Gently lower the turkey into the warm bouillon. It must never be boiling or the turkey might burst. Now gradually heat everything up to the gentlest simmering; regulate the heat so that bubbles are just breaking the surface. Now, cover the pot and keep it all going until the turkey is almost, but not quite, done -- usually, depending on age and weight, in about 55 to 70 more minutes. A meat thermometer, preferably an instant-reading one, should read 170 degrees when placed in the meatiest portion of the thigh.

While the bouillon is heating up, withdraw from it 2 measured amounts into the 2 waiting saucepans. Into the first put 3 cups of bouillon. Heat it to a hard boil, uncovered, so as to begin reducing it by about half. This will be the basting sauce. Into the second saucepan put 4 more cups of the bouillion. Also boil this hard to reduce it by half.Be sure the turkey is totally immersed in liquid at all times; add hot water to cover if not. This will be the baking-pan deglazing sauce.

After the turkey has been gently simmering for about 45 minutes, pre-heat your oven to 400 degrees and have ready an open baking pan with a v-grid ready to hold the turkey. While the oven is heating up, spread the slivered almonds in an even layer across a dry cake pan and place them in the center of the oven. After 4 or 5 minutes, shake them around. After 7 to 8 minutes, they should be a nice shade of golden brown. Then hold them at room tmeperature until serving time. If any couscous is left after filling the turkey, place it in a buttered dish, cover with foil, and heat in the oven with the turkey.

As the basting sauce reduces in the first saucepan, stir into it: 8 tablespoons butter, 1 teaspoon of ground cinnamon, the saffron filaments, and the 4 tablespoons of honey. When the liquid in both saucepans has been properly reduced, turn down the heat under both to just keep them warm.

Gilding and Glazing the Turkey: Very carefully lift the turkey out of the poaching pot. Support it underneath. It is now so tender that it could easily come apart. Gently place, breast up, on the stand in the baking pan and slide it into the center of the oven. As the skin begins to gild, thoroughly baste every millimeter of it with the honey-glazing sauce about every 5 minutes.The saffron will give the bird a lovely orange color and the honey will make it shine. In my oven, the turkey achieves its beautiful color for serving and its final perfection of the flesh after about 15 to 20 minutes. Turn off the oven.

Carefully transfer the turkey to its serving platter and put it back in the turned-off oven to keep warm. Place the baking pan over a top burner and deglaze it with any remaining basting sauce, plus as much as you need of the deglazing sauce. Season the gravy with salt, pepper, and lemon juice; strain and put it in a sauce-boat and keep it warm. Bring the slivered almonds to the table in their own small serving dish.

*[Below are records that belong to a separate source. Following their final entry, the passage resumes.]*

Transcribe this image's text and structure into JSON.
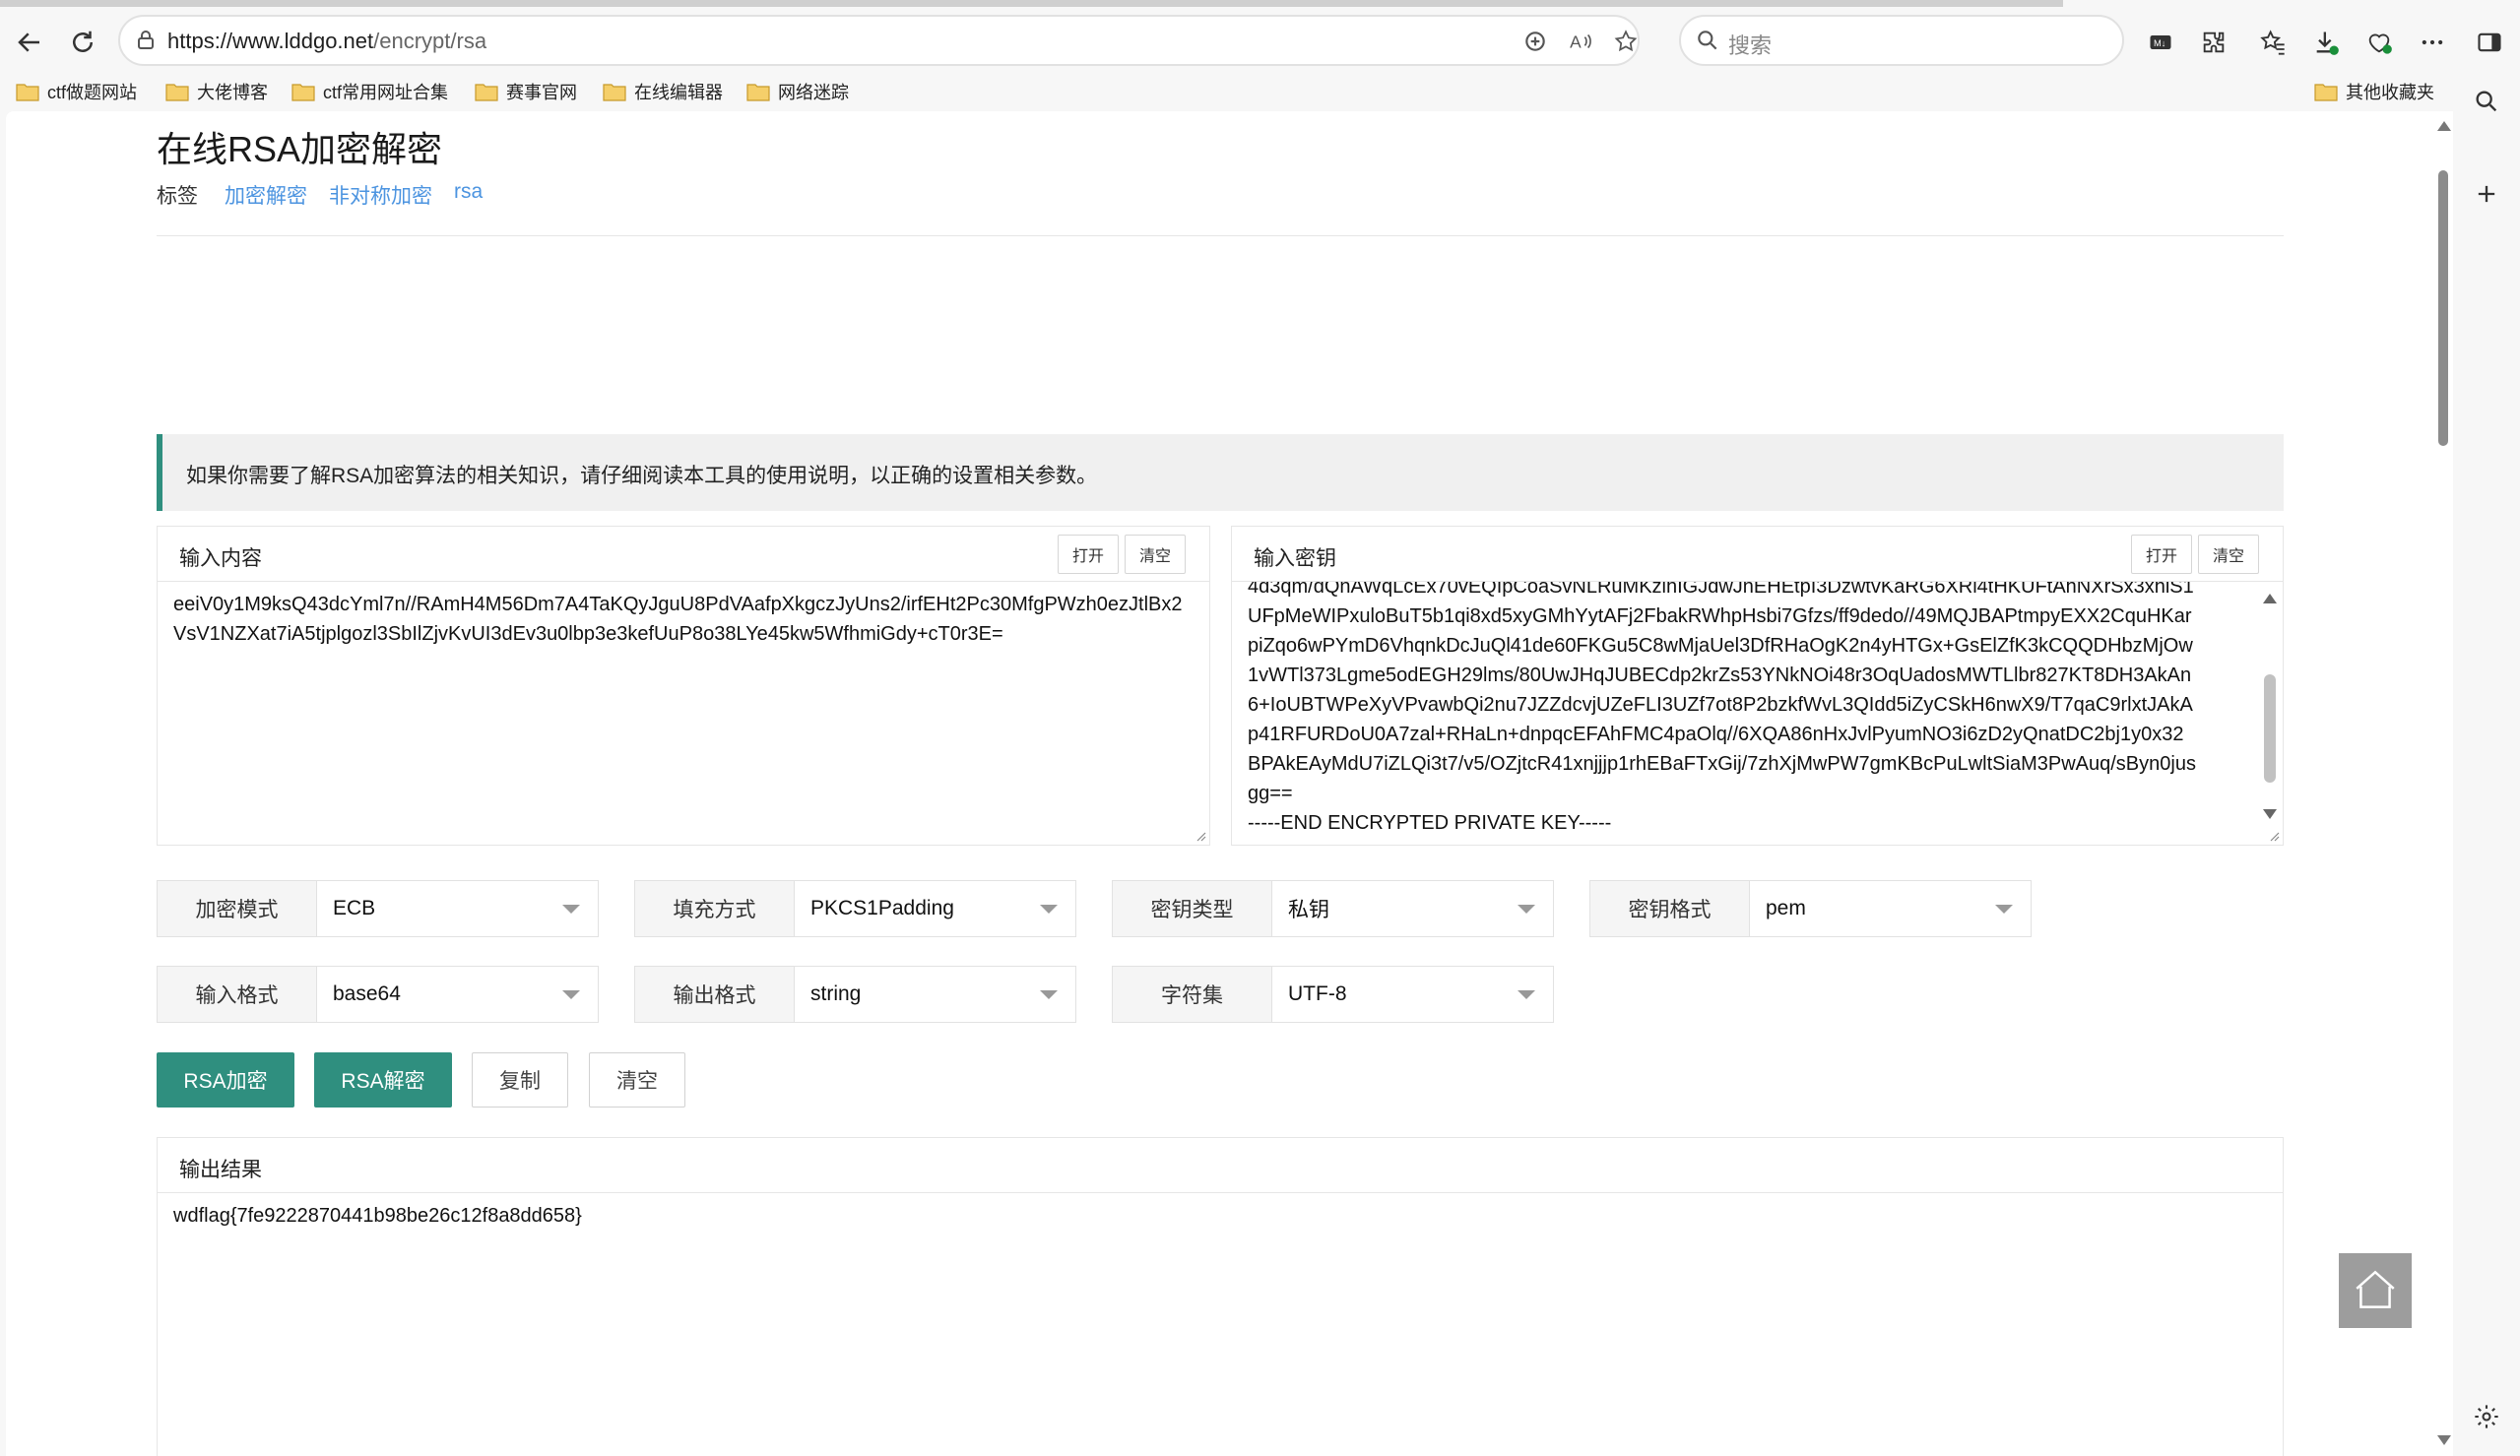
{
  "browser": {
    "url_host": "https://www.lddgo.net",
    "url_path": "/encrypt/rsa",
    "search_placeholder": "搜索",
    "bookmarks": [
      "ctf做题网站",
      "大佬博客",
      "ctf常用网址合集",
      "赛事官网",
      "在线编辑器",
      "网络迷踪"
    ],
    "other_bookmarks": "其他收藏夹"
  },
  "page": {
    "title": "在线RSA加密解密",
    "tag_label": "标签",
    "tags": [
      "加密解密",
      "非对称加密",
      "rsa"
    ],
    "notice": "如果你需要了解RSA加密算法的相关知识，请仔细阅读本工具的使用说明，以正确的设置相关参数。"
  },
  "input_panel": {
    "title": "输入内容",
    "open_label": "打开",
    "clear_label": "清空",
    "content": "eeiV0y1M9ksQ43dcYml7n//RAmH4M56Dm7A4TaKQyJguU8PdVAafpXkgczJyUns2/irfEHt2Pc30MfgPWzh0ezJtlBx2VsV1NZXat7iA5tjplgozl3SbIlZjvKvUI3dEv3u0lbp3e3kefUuP8o38LYe45kw5WfhmiGdy+cT0r3E="
  },
  "key_panel": {
    "title": "输入密钥",
    "open_label": "打开",
    "clear_label": "清空",
    "lines": [
      "4d3qm/dQnAWqLcEx70vEQIpCoaSvNLRuMKzlhIGJdwJnEHEtpI3DzwtvKaRG6XRl4tHKUFtAhNXrSx3xhiS1",
      "UFpMeWIPxuloBuT5b1qi8xd5xyGMhYytAFj2FbakRWhpHsbi7Gfzs/ff9dedo//49MQJBAPtmpyEXX2CquHKar",
      "piZqo6wPYmD6VhqnkDcJuQl41de60FKGu5C8wMjaUel3DfRHaOgK2n4yHTGx+GsElZfK3kCQQDHbzMjOw",
      "1vWTl373Lgme5odEGH29lms/80UwJHqJUBECdp2krZs53YNkNOi48r3OqUadosMWTLlbr827KT8DH3AkAn",
      "6+IoUBTWPeXyVPvawbQi2nu7JZZdcvjUZeFLI3UZf7ot8P2bzkfWvL3QIdd5iZyCSkH6nwX9/T7qaC9rlxtJAkA",
      "p41RFURDoU0A7zal+RHaLn+dnpqcEFAhFMC4paOlq//6XQA86nHxJvlPyumNO3i6zD2yQnatDC2bj1y0x32",
      "BPAkEAyMdU7iZLQi3t7/v5/OZjtcR41xnjjjp1rhEBaFTxGij/7zhXjMwPW7gmKBcPuLwltSiaM3PwAuq/sByn0jus",
      "gg==",
      "-----END ENCRYPTED PRIVATE KEY-----"
    ]
  },
  "options": {
    "mode": {
      "label": "加密模式",
      "value": "ECB"
    },
    "padding": {
      "label": "填充方式",
      "value": "PKCS1Padding"
    },
    "key_type": {
      "label": "密钥类型",
      "value": "私钥"
    },
    "key_format": {
      "label": "密钥格式",
      "value": "pem"
    },
    "input_format": {
      "label": "输入格式",
      "value": "base64"
    },
    "output_format": {
      "label": "输出格式",
      "value": "string"
    },
    "charset": {
      "label": "字符集",
      "value": "UTF-8"
    }
  },
  "actions": {
    "encrypt": "RSA加密",
    "decrypt": "RSA解密",
    "copy": "复制",
    "clear": "清空"
  },
  "output_panel": {
    "title": "输出结果",
    "content": "wdflag{7fe9222870441b98be26c12f8a8dd658}"
  },
  "colors": {
    "accent": "#2f8f7f",
    "link": "#4c94e0"
  }
}
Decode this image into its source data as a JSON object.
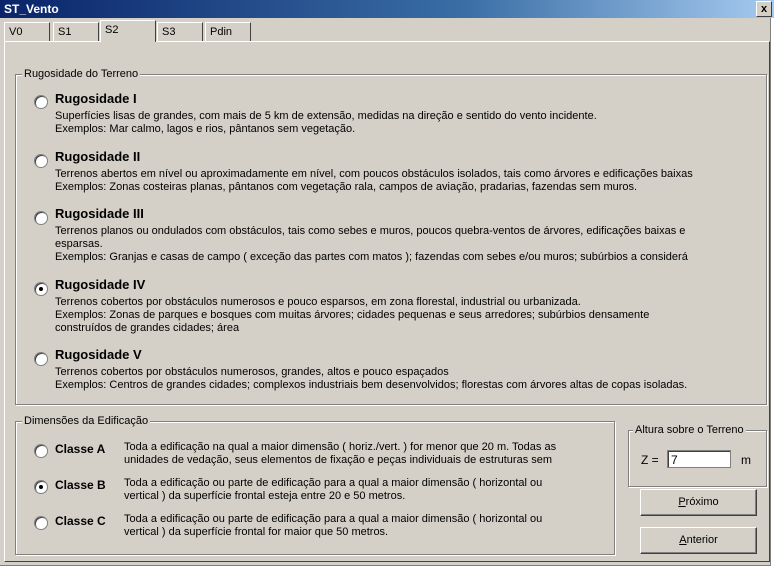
{
  "window": {
    "title": "ST_Vento",
    "close_label": "x"
  },
  "tabs": [
    {
      "label": "V0"
    },
    {
      "label": "S1"
    },
    {
      "label": "S2",
      "active": true
    },
    {
      "label": "S3"
    },
    {
      "label": "Pdin"
    }
  ],
  "rugosidade": {
    "legend": "Rugosidade do Terreno",
    "selected": "Rugosidade IV",
    "options": [
      {
        "title": "Rugosidade I",
        "lines": [
          "Superfícies lisas de grandes, com mais de 5 km de extensão, medidas na direção e sentido do vento incidente.",
          "Exemplos: Mar calmo, lagos e rios, pântanos sem vegetação."
        ]
      },
      {
        "title": "Rugosidade II",
        "lines": [
          "Terrenos abertos em nível ou aproximadamente em nível, com poucos obstáculos isolados, tais como árvores e edificações baixas",
          "Exemplos: Zonas costeiras planas, pântanos com vegetação rala, campos de aviação, pradarias, fazendas sem muros."
        ]
      },
      {
        "title": "Rugosidade III",
        "lines": [
          "Terrenos planos ou ondulados com obstáculos, tais como sebes e muros, poucos quebra-ventos de árvores, edificações baixas e",
          "esparsas.",
          "Exemplos: Granjas e casas de campo ( exceção das partes com matos ); fazendas com sebes e/ou muros; subúrbios a considerá"
        ]
      },
      {
        "title": "Rugosidade IV",
        "lines": [
          "Terrenos cobertos por obstáculos numerosos e pouco esparsos, em zona florestal, industrial ou urbanizada.",
          "Exemplos: Zonas de parques e bosques com muitas árvores; cidades pequenas e seus arredores; subúrbios densamente",
          "construídos de grandes cidades; área"
        ]
      },
      {
        "title": "Rugosidade V",
        "lines": [
          "Terrenos cobertos por obstáculos numerosos, grandes, altos e pouco espaçados",
          "Exemplos: Centros de grandes cidades; complexos industriais bem desenvolvidos; florestas com árvores altas de copas isoladas."
        ]
      }
    ]
  },
  "dimensoes": {
    "legend": "Dimensões da Edificação",
    "selected": "Classe B",
    "options": [
      {
        "title": "Classe A",
        "lines": [
          "Toda a edificação na qual a maior dimensão ( horiz./vert. ) for menor que 20 m. Todas as",
          "unidades de vedação, seus elementos de fixação e peças individuais de estruturas sem"
        ]
      },
      {
        "title": "Classe B",
        "lines": [
          "Toda a edificação ou parte de edificação para a qual a maior dimensão ( horizontal ou",
          "vertical ) da superfície frontal esteja entre 20 e 50 metros."
        ]
      },
      {
        "title": "Classe C",
        "lines": [
          "Toda a edificação ou parte de edificação para a qual a maior dimensão ( horizontal ou",
          "vertical ) da superfície frontal for maior que 50 metros."
        ]
      }
    ]
  },
  "altura": {
    "legend": "Altura sobre o Terreno",
    "z_label": "Z =",
    "z_value": "7",
    "unit": "m"
  },
  "buttons": {
    "next_prefix": "",
    "next_accel": "P",
    "next_rest": "róximo",
    "prev_prefix": "",
    "prev_accel": "A",
    "prev_rest": "nterior"
  }
}
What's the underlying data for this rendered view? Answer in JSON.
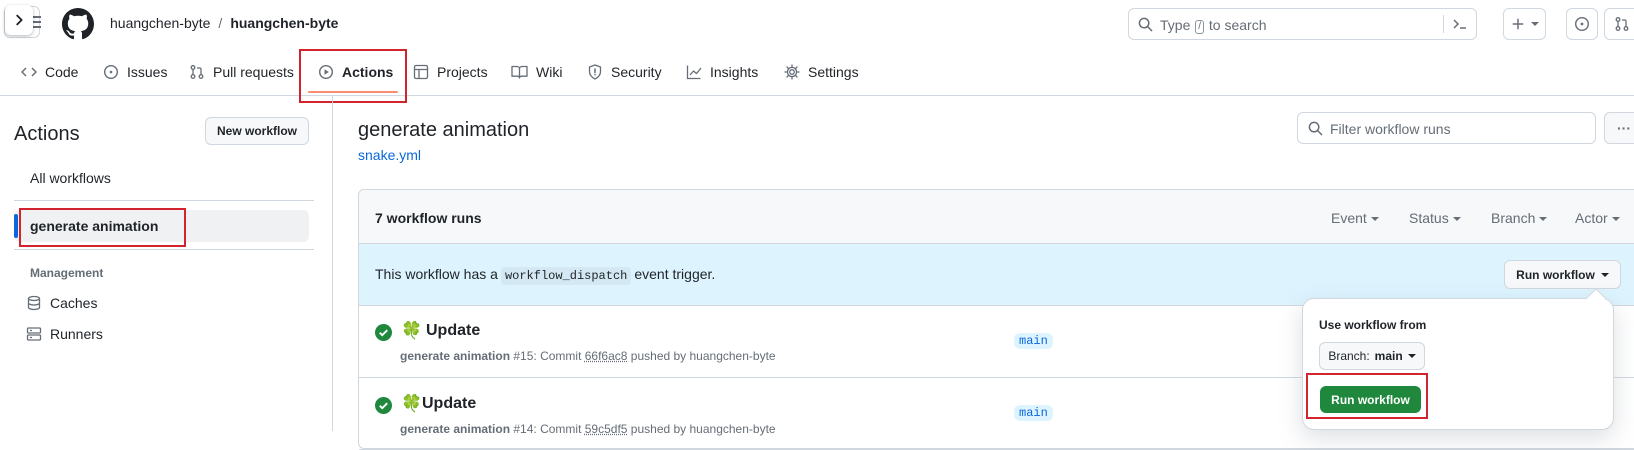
{
  "header": {
    "owner": "huangchen-byte",
    "separator": "/",
    "repo": "huangchen-byte",
    "search_prefix": "Type",
    "search_key": "/",
    "search_suffix": "to search"
  },
  "repo_nav": {
    "tabs": [
      {
        "label": "Code"
      },
      {
        "label": "Issues"
      },
      {
        "label": "Pull requests"
      },
      {
        "label": "Actions",
        "selected": true
      },
      {
        "label": "Projects"
      },
      {
        "label": "Wiki"
      },
      {
        "label": "Security"
      },
      {
        "label": "Insights"
      },
      {
        "label": "Settings"
      }
    ]
  },
  "sidebar": {
    "title": "Actions",
    "new_workflow": "New workflow",
    "all_workflows": "All workflows",
    "selected_workflow": "generate animation",
    "management_heading": "Management",
    "management_items": [
      {
        "label": "Caches",
        "icon": "database-icon"
      },
      {
        "label": "Runners",
        "icon": "server-icon"
      }
    ]
  },
  "workflow": {
    "title": "generate animation",
    "file": "snake.yml",
    "filter_placeholder": "Filter workflow runs",
    "run_count": "7 workflow runs",
    "filters": [
      "Event",
      "Status",
      "Branch",
      "Actor"
    ],
    "dispatch_before": "This workflow has a",
    "dispatch_code": "workflow_dispatch",
    "dispatch_after": "event trigger.",
    "run_button": "Run workflow",
    "runs": [
      {
        "emoji": "🍀",
        "title": "Update",
        "workflow": "generate animation",
        "number": "#15: Commit",
        "commit": "66f6ac8",
        "pushed_by": "pushed by huangchen-byte",
        "branch": "main",
        "status": "success"
      },
      {
        "emoji": "🍀",
        "title": "Update",
        "workflow": "generate animation",
        "number": "#14: Commit",
        "commit": "59c5df5",
        "pushed_by": "pushed by huangchen-byte",
        "branch": "main",
        "status": "success"
      }
    ]
  },
  "popover": {
    "use_from": "Use workflow from",
    "branch_label": "Branch:",
    "branch_value": "main",
    "run_button": "Run workflow"
  },
  "colors": {
    "accent": "#0969da",
    "highlight": "#d1242f",
    "success": "#1f883d",
    "tab_underline": "#fd8c73"
  }
}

The turkey will look magnificent when it is served and, as you cut it open, the buttery, fruity, and perfumed couscous will come tumbling out of it in a festive and rich stream. Spoon the delicately honeyed gravy over the slices of turkey. Sprinkle the almonds over each serving of the couscous.